by Pat Taylor, AYA Advocate, CKN Editor
Connor O’Leary was a nineteen year old professional cyclist competing in Europe when he discovered a lump on his testicle. As an advocate for AYA cancer awareness since my own daughter was diagnosed with cancer in 1997, I was stunned at how little I knew about testicular cancer and the men living with it. I needed to learn more. I needed to go to the source. My editor, Karen Irwin at CKN agreed and the idea for the TC Cancer Series was born.
Connor was one of the men I invited to join me for breakfast in Denver, Colorado while we were attending Stupid Cancer’s CancerCon 2017 Conference, to discuss the short and long term effects of living with a testicular cancer diagnosis. When Connor told me, “Nineteen year olds don’t want to talk about their parts to their mothers,” I knew that Connor would offer an important perspective to the series. What follows is my interview with Connor, testicular cancer survivor and Chief Mission Officer for the Testicular Cancer Foundation.
by Dan Duffy, Survivor, Advocate, Author
“I cheated with my cancer.”
A friend of mine said that to me once, feeling that she somehow didn’t really go through cancer because hers was caught so early, with no chemo or radiation necessary.
“So the double mastectomy doesn’t count?” I asked, needling her. (Cancer patients can do this to each other.)
by Nick O’Hara Smith, Writer, Director, Advocate, Survivor
We men are primed to expect.

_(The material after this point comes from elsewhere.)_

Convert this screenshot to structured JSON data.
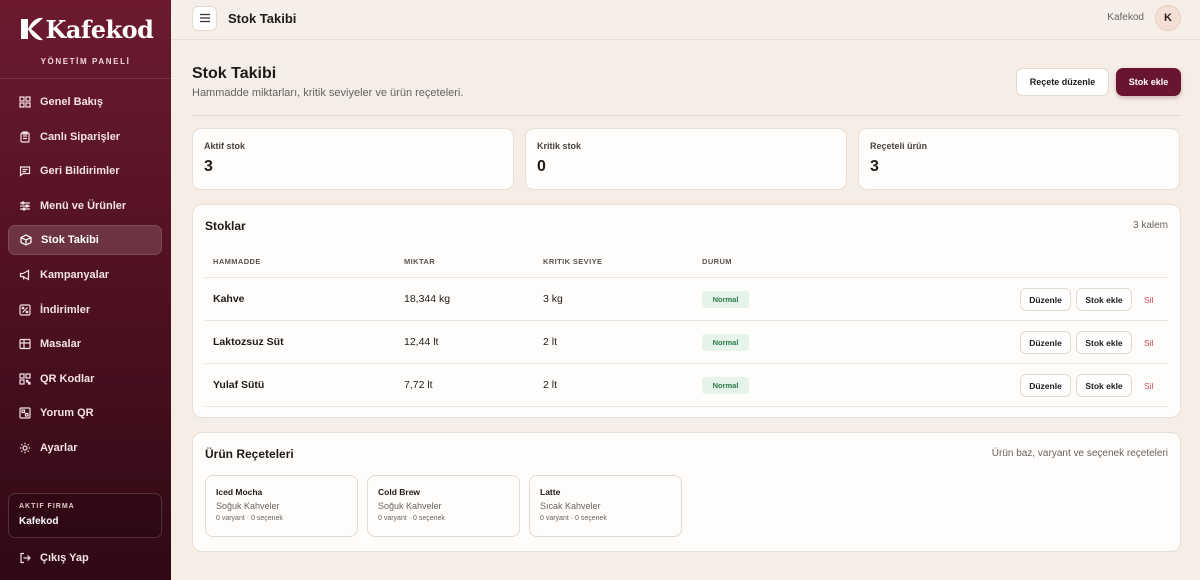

We expect to be healthy, fertile, strong and pretty much invulnerable. We can do crazy things, dally with danger and head for the extreme with that same expectation that all will be well.
That was me in 1988 when suddenly I found a tiny lump on my right testicle. Four weeks later, I lost both of my precious testicles, (thankfully a very rare occurrence).

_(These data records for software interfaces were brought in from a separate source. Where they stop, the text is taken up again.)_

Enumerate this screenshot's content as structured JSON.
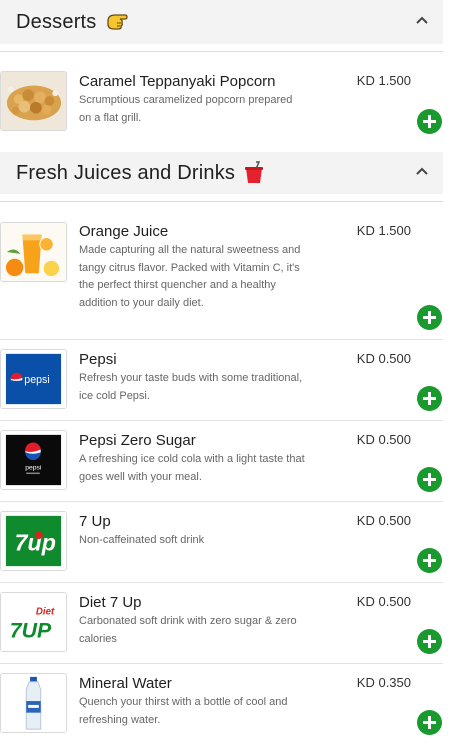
{
  "sections": [
    {
      "title": "Desserts",
      "emoji_icon": "pointing-hand-icon",
      "items": [
        {
          "name": "Caramel Teppanyaki Popcorn",
          "desc": "Scrumptious caramelized popcorn prepared on a flat grill.",
          "price": "KD 1.500",
          "image_icon": "popcorn-image"
        }
      ]
    },
    {
      "title": "Fresh Juices and Drinks",
      "emoji_icon": "drink-cup-icon",
      "items": [
        {
          "name": "Orange Juice",
          "desc": "Made capturing all the natural sweetness and tangy citrus flavor. Packed with Vitamin C, it's the perfect thirst quencher and a healthy addition to your daily diet.",
          "price": "KD 1.500",
          "image_icon": "orange-juice-image"
        },
        {
          "name": "Pepsi",
          "desc": "Refresh your taste buds with some traditional, ice cold Pepsi.",
          "price": "KD 0.500",
          "image_icon": "pepsi-logo",
          "logo_text": "pepsi"
        },
        {
          "name": "Pepsi Zero Sugar",
          "desc": "A refreshing ice cold cola with a light taste that goes well with your meal.",
          "price": "KD 0.500",
          "image_icon": "pepsi-zero-logo",
          "logo_text": "pepsi"
        },
        {
          "name": "7 Up",
          "desc": "Non-caffeinated soft drink",
          "price": "KD 0.500",
          "image_icon": "7up-logo",
          "logo_text": "7up"
        },
        {
          "name": "Diet 7 Up",
          "desc": "Carbonated soft drink with zero sugar & zero calories",
          "price": "KD 0.500",
          "image_icon": "diet-7up-logo",
          "logo_text_1": "Diet",
          "logo_text_2": "7UP"
        },
        {
          "name": "Mineral Water",
          "desc": "Quench your thirst with a bottle of cool and refreshing water.",
          "price": "KD 0.350",
          "image_icon": "water-bottle-image"
        }
      ]
    }
  ],
  "colors": {
    "add_button": "#1a9a2e",
    "section_header_bg": "#f3f3f3",
    "pepsi_blue": "#0a4fa8",
    "sevenup_green": "#0f8a2c",
    "diet_red": "#d9251d"
  }
}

by Steve Pake, Advocate, Survivor
Cancer Survivorship – The Fight After the Fight and All of its Firsts
After our fights with cancer are over, we all want so badly to believe that everything is behind us and that life is going to get back to normal. Those first weeks and months after our cancer fights are such a precious time. It’s our first taste of freedom after having been wrongfully held hostage by cancer for so long. I had my life back, but as time and the months went on I realized that it wasn’t my old life that I had back, but rather an entirely new one. Cancer survivorship brings with it an entirely new set of life circumstances and a whole lot of firsts, many of which I was completely unprepared to handle or to deal with at all.
by Mike Craycraft, Advocate, Survivor
When heading to my urologist for my 5-year check-up for testicular cancer I wasn’t concerned at all from a cancer standpoint. Just two weeks earlier, I had returned from a spring break trip with my girlfriend and her daughter so I was completely relaxed. In fact, being a huge self-advocate, I had already requested my medical records from my CT scans, chest X-ray and tumor marker blood tests that I had a few days earlier so I knew all was fine. All that was left was the physical exam. However, in the preceding few months, I was feeling physically worse than any time since my diagnosis. Unbeknownst to me, I was suffering from a perfect storm.
by Pat Taylor, CKN Editor, and Scott Slater, Advocate and Survivor
1. Please give a brief account of how you discovered your cancer. Your age, treatment and follow up care.
When I was 35 I was in the shower in my apartment in Brooklyn when I noticed for the first time that one testicle seems substantially larger than the other. This struck me as strange because I hadn’t noticed anything even remotely out of the ordinary on any other prior day. There was also no discomfort at the time, which certainly didn’t help as far as discovering the issue.